⟨

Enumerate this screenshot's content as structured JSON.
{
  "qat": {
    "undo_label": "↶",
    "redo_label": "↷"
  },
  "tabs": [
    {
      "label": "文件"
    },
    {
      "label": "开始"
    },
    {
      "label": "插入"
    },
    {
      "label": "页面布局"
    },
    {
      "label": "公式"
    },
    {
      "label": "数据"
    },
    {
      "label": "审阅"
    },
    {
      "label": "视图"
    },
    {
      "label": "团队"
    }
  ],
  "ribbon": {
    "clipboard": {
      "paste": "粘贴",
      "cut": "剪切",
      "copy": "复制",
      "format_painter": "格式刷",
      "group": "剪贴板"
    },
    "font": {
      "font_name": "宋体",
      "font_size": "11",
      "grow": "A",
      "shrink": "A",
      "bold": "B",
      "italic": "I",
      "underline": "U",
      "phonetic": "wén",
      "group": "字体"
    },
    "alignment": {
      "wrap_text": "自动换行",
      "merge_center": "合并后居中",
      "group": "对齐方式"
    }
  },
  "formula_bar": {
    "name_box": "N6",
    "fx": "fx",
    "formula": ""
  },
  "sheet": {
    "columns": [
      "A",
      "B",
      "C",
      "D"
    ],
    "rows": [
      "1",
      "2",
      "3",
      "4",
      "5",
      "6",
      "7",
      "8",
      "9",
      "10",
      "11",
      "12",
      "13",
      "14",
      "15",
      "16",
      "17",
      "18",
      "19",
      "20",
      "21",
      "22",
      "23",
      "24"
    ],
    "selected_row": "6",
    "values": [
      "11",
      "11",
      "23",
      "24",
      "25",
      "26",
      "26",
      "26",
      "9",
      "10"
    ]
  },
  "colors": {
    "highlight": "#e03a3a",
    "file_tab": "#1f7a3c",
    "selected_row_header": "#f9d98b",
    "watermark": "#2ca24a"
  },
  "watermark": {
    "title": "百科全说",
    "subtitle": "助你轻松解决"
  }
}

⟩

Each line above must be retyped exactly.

■ Response to this task
Enumerate this screenshot's content as structured JSON.
{
  "qat": {
    "undo_label": "↶",
    "redo_label": "↷"
  },
  "tabs": [
    {
      "label": "文件"
    },
    {
      "label": "开始"
    },
    {
      "label": "插入"
    },
    {
      "label": "页面布局"
    },
    {
      "label": "公式"
    },
    {
      "label": "数据"
    },
    {
      "label": "审阅"
    },
    {
      "label": "视图"
    },
    {
      "label": "团队"
    }
  ],
  "ribbon": {
    "clipboard": {
      "paste": "粘贴",
      "cut": "剪切",
      "copy": "复制",
      "format_painter": "格式刷",
      "group": "剪贴板"
    },
    "font": {
      "font_name": "宋体",
      "font_size": "11",
      "grow": "A",
      "shrink": "A",
      "bold": "B",
      "italic": "I",
      "underline": "U",
      "phonetic": "wén",
      "group": "字体"
    },
    "alignment": {
      "wrap_text": "自动换行",
      "merge_center": "合并后居中",
      "group": "对齐方式"
    }
  },
  "formula_bar": {
    "name_box": "N6",
    "fx": "fx",
    "formula": ""
  },
  "sheet": {
    "columns": [
      "A",
      "B",
      "C",
      "D"
    ],
    "rows": [
      "1",
      "2",
      "3",
      "4",
      "5",
      "6",
      "7",
      "8",
      "9",
      "10",
      "11",
      "12",
      "13",
      "14",
      "15",
      "16",
      "17",
      "18",
      "19",
      "20",
      "21",
      "22",
      "23",
      "24"
    ],
    "selected_row": "6",
    "values": [
      "11",
      "11",
      "23",
      "24",
      "25",
      "26",
      "26",
      "26",
      "9",
      "10"
    ]
  },
  "colors": {
    "highlight": "#e03a3a",
    "file_tab": "#1f7a3c",
    "selected_row_header": "#f9d98b",
    "watermark": "#2ca24a"
  },
  "watermark": {
    "title": "百科全说",
    "subtitle": "助你轻松解决"
  }
}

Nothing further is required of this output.